Criticisms of the game are not as much as that of its predecessor, Dune 2000 but it still suffered from poor AI with the computer controlled player attacking the human player with a similar strategy that can be predicted and thereafter countered effectively. Further, the game's bad AI includes a lack of combining units of different abilities as the missions cannot be won by building only a particular type of combat unit.
Like Dune 2000, the game featured all new full-motion video cutscenes, somewhat based more on the original movie. The most notable inclusions were those of the roles of the Duke Achillus of House Atreides being played by Star Trek's Michael Dorn.
Frank Herbert's Dune (2001)Edit
Based on the Sci-Fi Channel TV miniseries, Frank Herbert's Dune was an effort to create a 3D action game in the Dune universe. The game was not a commercial or critical success, and was the last product by Cryo Interactive (the studio went bankrupt shortly after the game flopped).
As Paul, the son of the Duke Atreides's concubine and heir to the throne, you must earn the trust and respect from the natives of the planet Dune, the Fremen, to ultimately become their prophesied Messiah, Muad'Dib. You will have to free them from the desolate conditions their home planet is in. Done that, there still is the evil Lord Harkonnen, who, with covert backup from the Emperor, slaughtered your family.

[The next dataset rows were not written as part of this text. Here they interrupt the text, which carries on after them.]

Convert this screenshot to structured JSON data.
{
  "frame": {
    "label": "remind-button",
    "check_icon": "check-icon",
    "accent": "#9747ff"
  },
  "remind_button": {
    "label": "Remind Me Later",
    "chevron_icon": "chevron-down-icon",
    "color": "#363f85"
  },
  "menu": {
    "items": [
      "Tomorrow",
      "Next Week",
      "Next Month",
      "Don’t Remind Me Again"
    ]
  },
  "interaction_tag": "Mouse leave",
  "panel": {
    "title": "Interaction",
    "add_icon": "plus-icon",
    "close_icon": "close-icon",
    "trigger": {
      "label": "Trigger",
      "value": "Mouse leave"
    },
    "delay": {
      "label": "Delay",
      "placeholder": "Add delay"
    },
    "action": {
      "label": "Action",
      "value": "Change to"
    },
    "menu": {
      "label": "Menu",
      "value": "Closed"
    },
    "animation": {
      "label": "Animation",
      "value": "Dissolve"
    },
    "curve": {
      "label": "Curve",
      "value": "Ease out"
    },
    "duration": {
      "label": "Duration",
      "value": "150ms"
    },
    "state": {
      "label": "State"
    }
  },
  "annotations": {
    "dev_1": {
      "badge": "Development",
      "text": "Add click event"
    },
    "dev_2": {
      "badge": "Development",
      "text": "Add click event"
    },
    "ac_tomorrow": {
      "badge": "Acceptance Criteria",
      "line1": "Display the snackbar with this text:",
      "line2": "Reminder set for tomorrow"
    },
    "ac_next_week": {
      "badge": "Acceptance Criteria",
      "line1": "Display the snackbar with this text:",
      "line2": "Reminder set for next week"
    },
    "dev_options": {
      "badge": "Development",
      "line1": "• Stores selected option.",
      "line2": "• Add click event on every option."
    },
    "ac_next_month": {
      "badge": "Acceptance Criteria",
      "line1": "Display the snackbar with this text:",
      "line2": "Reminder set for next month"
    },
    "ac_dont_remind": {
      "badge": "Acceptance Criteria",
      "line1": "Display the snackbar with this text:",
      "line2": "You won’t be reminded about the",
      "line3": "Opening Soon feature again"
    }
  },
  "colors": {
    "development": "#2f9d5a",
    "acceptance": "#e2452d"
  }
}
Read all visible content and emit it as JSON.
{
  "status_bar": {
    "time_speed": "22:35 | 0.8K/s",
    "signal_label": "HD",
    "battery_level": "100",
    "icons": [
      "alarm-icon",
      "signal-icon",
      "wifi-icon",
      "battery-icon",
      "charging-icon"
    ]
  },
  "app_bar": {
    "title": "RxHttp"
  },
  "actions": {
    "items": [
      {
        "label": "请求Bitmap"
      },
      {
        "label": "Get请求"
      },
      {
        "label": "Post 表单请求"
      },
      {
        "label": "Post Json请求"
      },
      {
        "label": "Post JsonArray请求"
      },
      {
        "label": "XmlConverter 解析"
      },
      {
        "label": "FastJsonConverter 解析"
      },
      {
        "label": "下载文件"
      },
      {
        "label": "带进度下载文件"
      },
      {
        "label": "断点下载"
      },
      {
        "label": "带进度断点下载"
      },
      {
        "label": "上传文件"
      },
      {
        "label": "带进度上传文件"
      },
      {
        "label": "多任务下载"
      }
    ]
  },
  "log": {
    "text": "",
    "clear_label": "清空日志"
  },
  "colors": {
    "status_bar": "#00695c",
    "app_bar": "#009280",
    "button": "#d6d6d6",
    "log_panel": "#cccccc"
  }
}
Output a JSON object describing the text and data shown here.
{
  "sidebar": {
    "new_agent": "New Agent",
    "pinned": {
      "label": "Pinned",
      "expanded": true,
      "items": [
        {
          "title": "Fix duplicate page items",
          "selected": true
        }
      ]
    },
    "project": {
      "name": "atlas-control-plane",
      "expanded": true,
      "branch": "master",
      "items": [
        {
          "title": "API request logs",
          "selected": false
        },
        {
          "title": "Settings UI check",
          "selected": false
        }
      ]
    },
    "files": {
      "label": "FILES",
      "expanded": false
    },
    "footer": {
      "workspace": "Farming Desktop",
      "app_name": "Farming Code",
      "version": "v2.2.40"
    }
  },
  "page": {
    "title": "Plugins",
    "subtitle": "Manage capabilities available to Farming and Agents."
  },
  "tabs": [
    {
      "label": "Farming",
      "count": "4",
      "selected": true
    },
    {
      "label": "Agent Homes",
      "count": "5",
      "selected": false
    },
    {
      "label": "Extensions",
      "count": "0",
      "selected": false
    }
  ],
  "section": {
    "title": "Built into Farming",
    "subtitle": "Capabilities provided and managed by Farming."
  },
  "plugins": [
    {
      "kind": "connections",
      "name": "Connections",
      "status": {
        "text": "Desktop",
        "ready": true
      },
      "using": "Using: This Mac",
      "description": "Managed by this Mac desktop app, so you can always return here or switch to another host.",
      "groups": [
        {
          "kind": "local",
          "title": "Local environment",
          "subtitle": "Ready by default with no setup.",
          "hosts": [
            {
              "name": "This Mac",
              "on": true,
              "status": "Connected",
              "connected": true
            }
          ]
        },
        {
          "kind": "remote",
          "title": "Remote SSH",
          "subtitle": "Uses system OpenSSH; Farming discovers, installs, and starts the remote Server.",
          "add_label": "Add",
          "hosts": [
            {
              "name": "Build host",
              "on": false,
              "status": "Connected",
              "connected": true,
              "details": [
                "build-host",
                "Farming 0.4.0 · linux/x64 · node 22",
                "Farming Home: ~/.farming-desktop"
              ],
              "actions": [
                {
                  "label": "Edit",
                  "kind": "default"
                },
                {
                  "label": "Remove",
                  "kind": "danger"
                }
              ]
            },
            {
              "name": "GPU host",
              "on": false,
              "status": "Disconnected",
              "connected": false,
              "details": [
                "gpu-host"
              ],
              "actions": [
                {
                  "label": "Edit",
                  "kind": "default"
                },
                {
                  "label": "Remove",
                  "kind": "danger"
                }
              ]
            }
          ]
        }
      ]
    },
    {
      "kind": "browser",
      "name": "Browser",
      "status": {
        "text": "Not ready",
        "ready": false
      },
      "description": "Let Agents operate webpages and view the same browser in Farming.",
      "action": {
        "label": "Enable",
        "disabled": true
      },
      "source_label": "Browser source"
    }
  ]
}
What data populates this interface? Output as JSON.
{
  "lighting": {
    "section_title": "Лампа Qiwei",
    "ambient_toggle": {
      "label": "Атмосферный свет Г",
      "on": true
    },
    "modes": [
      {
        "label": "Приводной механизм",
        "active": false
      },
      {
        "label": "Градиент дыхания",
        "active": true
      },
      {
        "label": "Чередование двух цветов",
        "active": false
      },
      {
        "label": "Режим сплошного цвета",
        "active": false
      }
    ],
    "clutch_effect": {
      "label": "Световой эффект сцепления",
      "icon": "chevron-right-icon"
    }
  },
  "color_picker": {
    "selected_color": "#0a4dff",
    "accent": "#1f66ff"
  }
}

The story behind each mission is accurate to the world of the novels although they took place during the Two Year span in Dune where Paul gains the Fremen's trust.
Some concepts of the gameplay were innovative. Such as the use of a Life Gauge and a Water Gauge, when the Life Gauge is empty you die but health can be restored at any point before that by drinking Water. This meant that the player had to time his drinks carefully to coincide with when he could next gain another drink. Another interesting concept was that if the player was able to stealthily sneak up on an enemy and attack him unawares, not only would he be dispatched without using any ammunition or taking any damage, but the player would also steal some of his water. Unfortunately this led to an incredibly steep learning curve which made what was already awkward gameplay almost impossible in some sections. <div id="Dune Generations"/>
Dune Generations (2001, cancelled)Edit
Cryonetworks in 2001 disclosed information about Dune Generations, an upcoming online real-time strategy game based on Frank Herbert's classic sci-fi novel series. The company launched an official Web site for the upcoming game that features some concept images, a brief background story and description of the persistent gameworld, and a list of frequently asked questions. Dune Generations was scheduled for release at the end of 2001.
Cryo would be the publisher behind the game; Canada-based DreamCatcher Interactive would be the distributor for North America as part of a partnertship which published a number of other Cryo games.
Dune Generations would let players assume control of a dynasty in the Dune universe. The goal of the game would be to build the dynasty into the most powerful family in the universe, by gaining control of the planet Arrakis, the source of the most precious substance in the universe: spice. Players would choose to control one of three types of dynasties — traders, soldiers, or mercenaries — and each dynasty type would provide a different playing experience.
With the closure of Cryo at the beginning of 2002, the game was canceled due to a failure to negotiate a deal with the company's creditors.
- Dune Generations Q&A at Gamespot.com
- Dune Generations screenshots at Gamespot.com
- Dune Generations trailer at Thedune.ru (6MB)
- FED2k Website covering all the Dune video games.